This forum is new for me, so this may have been discussed and I haven’t been able to find it. If so… sorry! and please point me to the right place. I also apologize for the length of this post…
I graduated from my old Minimed/Medtronic pump (the last of about five) to a new Tandem t:slim (and who came up with that name?! plus a Dexcom G6 in January/February. Since I’m on Medicare, they couldn’t ship me one of the new pumps with Control-IQ technology, just Basal-IQ. I thought I’d have to wait until Control-IQ was approved by Medicare before I could get it. But apparently not! I just finished the training videos for Control-IQ, and have gotten the link to download the software. Don’t tell the feds…
But I have a couple issues I’d like clarified. First: users and professionals have been telling me that the true value of the Dexcom CGM is to let me be aware of trends and patterns, not to provide precise numbers that match your blood glucose (I’m sure you’re all aware that CGMs don’t measure BG, right? And sometimes the two don’t agree well with one another.). But… both Basal-IQ, and even more so Control-IQ, DO use the CGM data as if it was accurate BG data. There are several numerical parameters in Control-IQ that control its behavior (when your glucose is due to go over 160 within the next 30 minutes, for example, the pump starts ramping up your basal rate). So it’s interpreting the Dexcom values as BG values to do its control thing.
When the Dexcom values are close to true BG values, no problem.
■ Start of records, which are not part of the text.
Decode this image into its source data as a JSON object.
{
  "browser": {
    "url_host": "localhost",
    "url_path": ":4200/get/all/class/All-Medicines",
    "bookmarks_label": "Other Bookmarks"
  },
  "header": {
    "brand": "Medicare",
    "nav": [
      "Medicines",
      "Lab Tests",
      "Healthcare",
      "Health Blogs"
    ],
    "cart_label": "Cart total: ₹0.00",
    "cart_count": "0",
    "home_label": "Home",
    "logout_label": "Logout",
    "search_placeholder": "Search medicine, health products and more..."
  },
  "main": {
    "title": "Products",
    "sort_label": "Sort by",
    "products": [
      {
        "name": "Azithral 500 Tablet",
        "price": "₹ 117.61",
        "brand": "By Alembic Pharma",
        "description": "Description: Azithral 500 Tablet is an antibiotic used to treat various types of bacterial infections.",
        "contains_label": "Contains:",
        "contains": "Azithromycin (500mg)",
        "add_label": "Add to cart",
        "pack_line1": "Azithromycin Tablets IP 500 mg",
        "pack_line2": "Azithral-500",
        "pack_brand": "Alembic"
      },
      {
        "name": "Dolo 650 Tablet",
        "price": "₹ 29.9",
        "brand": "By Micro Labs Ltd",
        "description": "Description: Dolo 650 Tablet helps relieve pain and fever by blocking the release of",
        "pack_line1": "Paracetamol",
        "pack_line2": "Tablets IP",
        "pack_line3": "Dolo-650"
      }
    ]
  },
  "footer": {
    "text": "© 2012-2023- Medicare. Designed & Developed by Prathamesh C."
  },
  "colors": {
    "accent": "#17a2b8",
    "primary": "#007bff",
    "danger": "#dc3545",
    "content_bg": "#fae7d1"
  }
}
I’ve had that be true for several of the sensors I’ve used since January. But not always! Today, for instance, my new sensor started out with values 30-40 below the true BG values. At one point, it shut off insulin delivery altogether because it thought I was at 105 and going down, whereas my glucose meter told me I was at 165 (and it turned out I was NOT going down! So the Basal-IQ was misbehaving.
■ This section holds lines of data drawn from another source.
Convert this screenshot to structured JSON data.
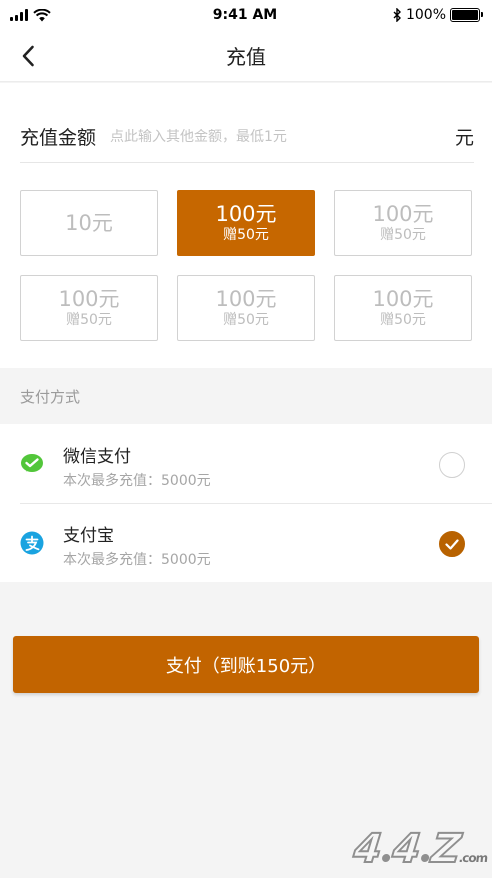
{
  "status_bar": {
    "time": "9:41 AM",
    "battery_text": "100%",
    "battery_level": 1.0,
    "icons": [
      "signal-icon",
      "wifi-icon",
      "bluetooth-icon",
      "battery-icon"
    ]
  },
  "nav": {
    "title": "充值",
    "back_icon": "chevron-left-icon"
  },
  "amount": {
    "label": "充值金额",
    "placeholder": "点此输入其他金额，最低1元",
    "value": "",
    "unit": "元"
  },
  "options": [
    {
      "amount": "10元",
      "bonus": "",
      "selected": false
    },
    {
      "amount": "100元",
      "bonus": "赠50元",
      "selected": true
    },
    {
      "amount": "100元",
      "bonus": "赠50元",
      "selected": false
    },
    {
      "amount": "100元",
      "bonus": "赠50元",
      "selected": false
    },
    {
      "amount": "100元",
      "bonus": "赠50元",
      "selected": false
    },
    {
      "amount": "100元",
      "bonus": "赠50元",
      "selected": false
    }
  ],
  "payment": {
    "header": "支付方式",
    "methods": [
      {
        "name": "微信支付",
        "limit": "本次最多充值：5000元",
        "icon": "wechat-pay-icon",
        "selected": false
      },
      {
        "name": "支付宝",
        "limit": "本次最多充值：5000元",
        "icon": "alipay-icon",
        "selected": true
      }
    ]
  },
  "pay_button": {
    "label": "支付（到账150元）"
  },
  "watermark": {
    "text": "4O4OZ",
    "domain": ".com"
  },
  "colors": {
    "accent": "#c66700",
    "wechat_green": "#52c63a",
    "alipay_blue": "#1aa3e0",
    "placeholder": "#c4c4c4",
    "background": "#f4f4f4"
  }
}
I know I can correct such differences by doing a calibration, which I did today. But: I’m given to understand that one should avoid calibrating if possible, and that once you start calibrating a sensor you can count on having to keep doing it for the rest of that sensor session; and I have a tiny bit of experience that supports that. Sometimes it seems I can just wait through the first day and the sensor “fixes” itself, and runs close to BG from then on. But that would mean my pump doesn’t work properly during that first day of the sensor session, and that would mess up Control-IQ even worse. And maybe give me false alarms all day.
Any advice? And if any of this is inappropriate for some reason, let me know that, too.
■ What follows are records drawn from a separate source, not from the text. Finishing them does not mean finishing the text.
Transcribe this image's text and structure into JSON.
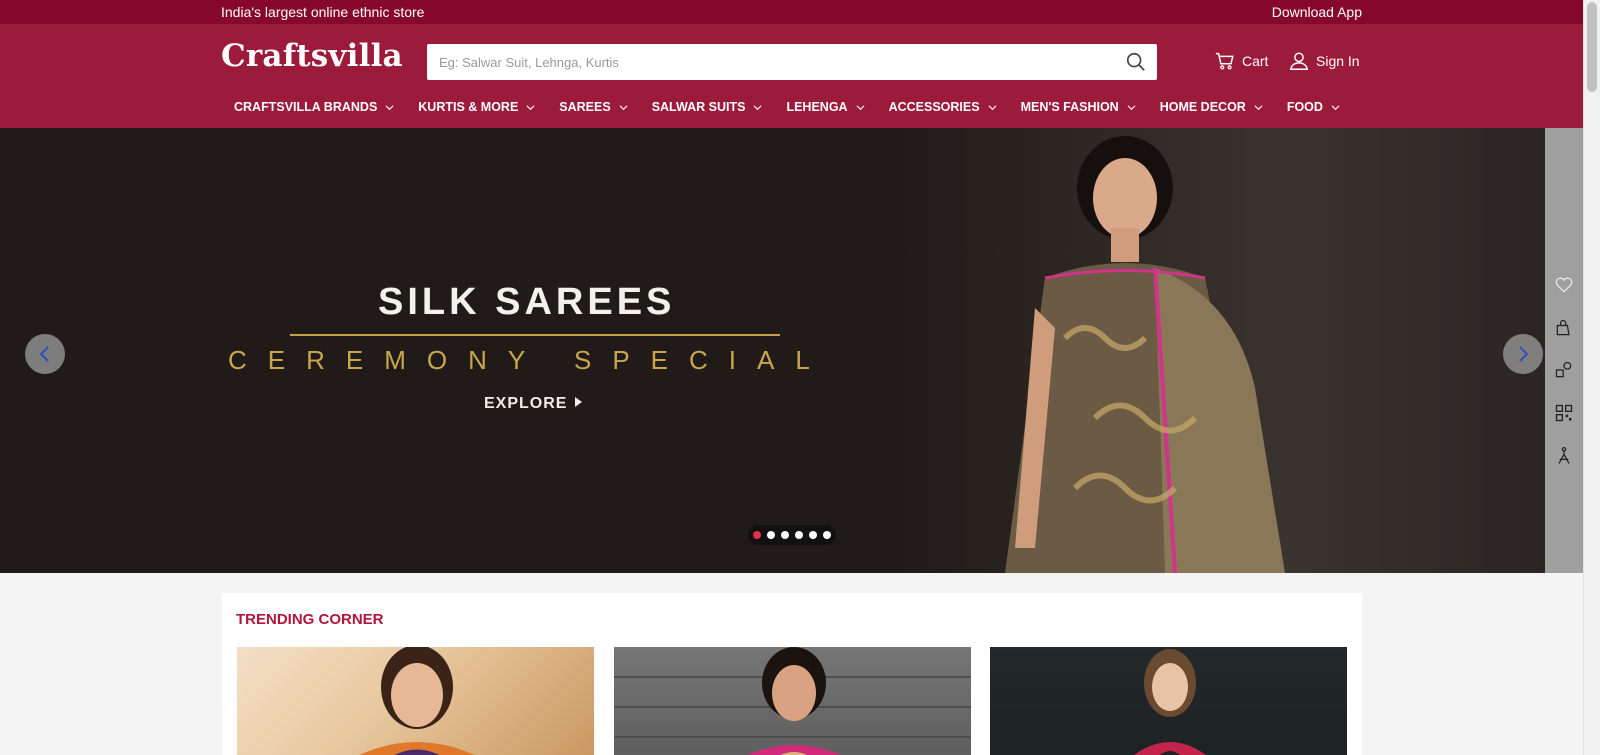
{
  "topbar": {
    "tagline": "India's largest online ethnic store",
    "download": "Download App"
  },
  "header": {
    "logo": "Craftsvilla",
    "search_placeholder": "Eg: Salwar Suit, Lehnga, Kurtis",
    "cart_label": "Cart",
    "signin_label": "Sign In"
  },
  "nav": [
    {
      "label": "CRAFTSVILLA BRANDS"
    },
    {
      "label": "KURTIS & MORE"
    },
    {
      "label": "SAREES"
    },
    {
      "label": "SALWAR SUITS"
    },
    {
      "label": "LEHENGA"
    },
    {
      "label": "ACCESSORIES"
    },
    {
      "label": "MEN'S FASHION"
    },
    {
      "label": "HOME DECOR"
    },
    {
      "label": "FOOD"
    }
  ],
  "hero": {
    "title": "SILK SAREES",
    "subtitle": "CEREMONY SPECIAL",
    "cta": "EXPLORE",
    "slides": 6,
    "active_slide": 1
  },
  "rail_icons": [
    "heart-icon",
    "shopping-bag-icon",
    "track-order-icon",
    "qr-code-icon",
    "tailor-icon"
  ],
  "trending": {
    "heading": "TRENDING CORNER"
  },
  "colors": {
    "topbar": "#86092b",
    "header": "#9c1a3a",
    "accent": "#b4143a",
    "gold": "#c9a64b"
  }
}
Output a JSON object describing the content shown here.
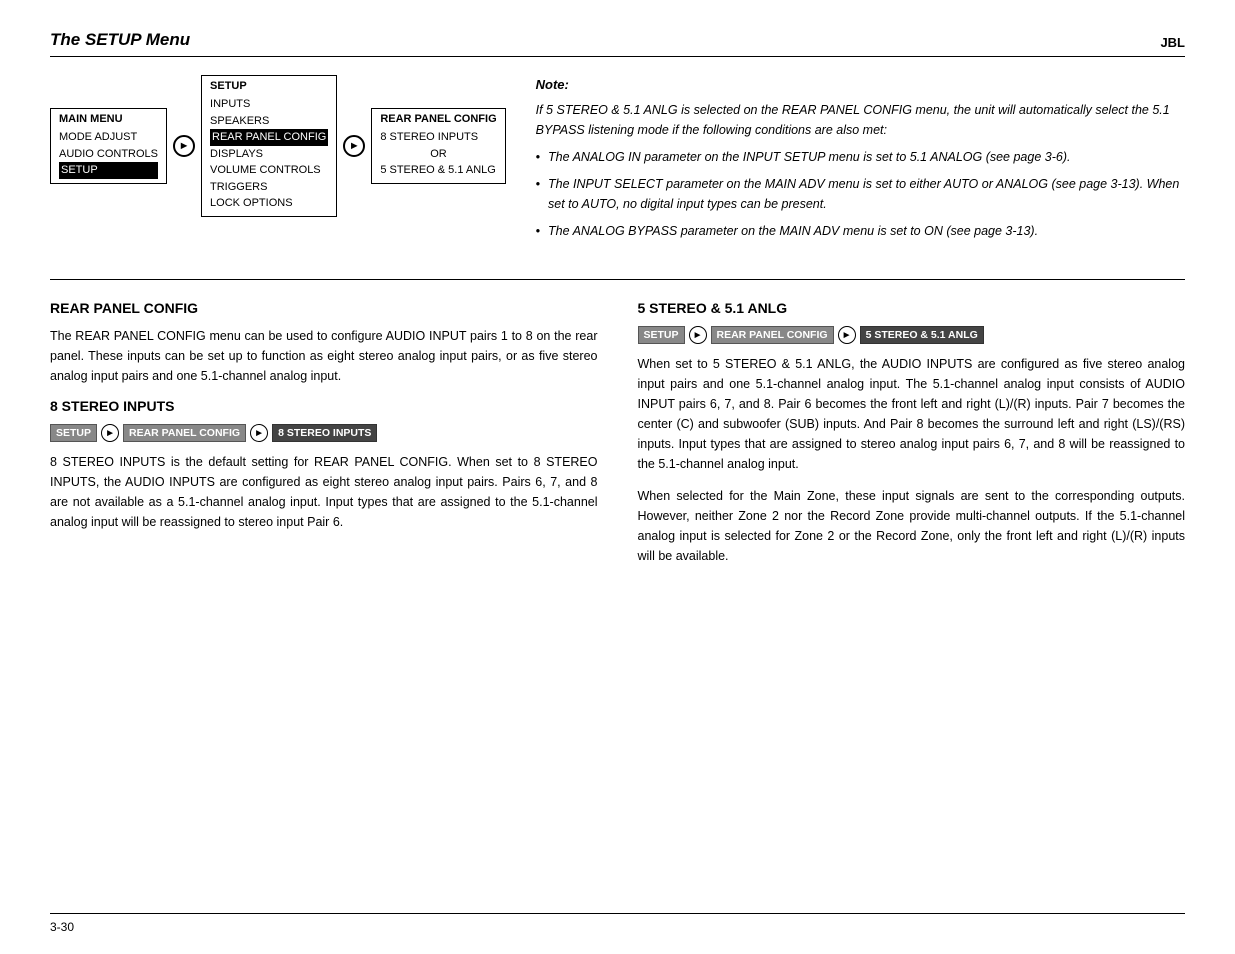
{
  "header": {
    "title": "The SETUP Menu",
    "brand": "JBL"
  },
  "menu_diagram": {
    "main_menu": {
      "header": "MAIN MENU",
      "items": [
        "MODE ADJUST",
        "AUDIO CONTROLS",
        "SETUP"
      ],
      "selected": "SETUP"
    },
    "setup_menu": {
      "header": "SETUP",
      "items": [
        "INPUTS",
        "SPEAKERS",
        "REAR PANEL CONFIG",
        "DISPLAYS",
        "VOLUME CONTROLS",
        "TRIGGERS",
        "LOCK OPTIONS"
      ],
      "selected": "REAR PANEL CONFIG"
    },
    "rear_panel_menu": {
      "header": "REAR PANEL CONFIG",
      "items": [
        "8 STEREO INPUTS",
        "OR",
        "5 STEREO & 5.1 ANLG"
      ]
    }
  },
  "note": {
    "title": "Note:",
    "intro": "If 5 STEREO & 5.1 ANLG is selected on the REAR PANEL CONFIG menu, the unit will automatically select the 5.1 BYPASS listening mode if the following conditions are also met:",
    "bullets": [
      "The ANALOG IN parameter on the INPUT SETUP menu is set to 5.1 ANALOG (see page 3-6).",
      "The INPUT SELECT parameter on the MAIN ADV menu is set to either AUTO or ANALOG (see page 3-13).  When set to AUTO, no digital input types can be present.",
      "The ANALOG  BYPASS parameter on the MAIN ADV menu is set to ON (see page 3-13)."
    ]
  },
  "section_left": {
    "title": "REAR PANEL CONFIG",
    "intro": "The REAR PANEL CONFIG menu can be used to configure AUDIO INPUT pairs 1 to 8 on the rear panel. These inputs can be set up to function as eight stereo analog input pairs, or as five stereo analog input pairs and one 5.1-channel analog input.",
    "subsection_title": "8 STEREO INPUTS",
    "breadcrumb": [
      "SETUP",
      "REAR PANEL CONFIG",
      "8 STEREO INPUTS"
    ],
    "body": "8 STEREO INPUTS is the default setting for REAR PANEL CONFIG. When set to 8 STEREO INPUTS, the AUDIO INPUTS are configured as eight stereo analog input pairs. Pairs 6, 7, and 8 are not available as a 5.1-channel analog input. Input types that are assigned to the 5.1-channel analog input will be reassigned to stereo input Pair 6."
  },
  "section_right": {
    "title": "5 STEREO & 5.1 ANLG",
    "breadcrumb": [
      "SETUP",
      "REAR PANEL CONFIG",
      "5 STEREO & 5.1 ANLG"
    ],
    "body1": "When set to 5 STEREO & 5.1 ANLG, the AUDIO INPUTS are configured as five stereo analog input pairs and one 5.1-channel analog input. The 5.1-channel analog input consists of AUDIO INPUT pairs 6, 7, and 8.  Pair 6 becomes the front left and right (L)/(R) inputs.  Pair 7 becomes the center (C) and subwoofer (SUB) inputs. And Pair 8 becomes the surround left and right (LS)/(RS) inputs.  Input types that are assigned to stereo analog input pairs 6, 7, and 8 will be reassigned to the 5.1-channel analog input.",
    "body2": "When selected for the Main Zone, these input signals are sent to the corresponding outputs. However, neither Zone 2 nor the Record Zone provide multi-channel outputs. If the 5.1-channel analog input is selected for Zone 2 or the Record Zone, only the front left and right (L)/(R) inputs will be available."
  },
  "footer": {
    "page": "3-30"
  }
}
I will say I love the t:slim, for several reasons. I’ll put up with having to do the frequent calibration route if I have to, but that was one reason I rejected the Minimed 670 route (only one of many reasons, though . I think I’ll be installing the Control-IQ technology in my pump in about four days, as most users seem to like it and its features look very nice. But I can hang with Basal-IQ if I find that seems a better choice.
Just FYI: I was diagnosed with T1 back in 1960, so I’ve had some experience with various types of therapy. Dealing with T1 may be a bit of a hassle now, but I’ll tell you it’s WAY better than it was back when I had to boil my glass syringes!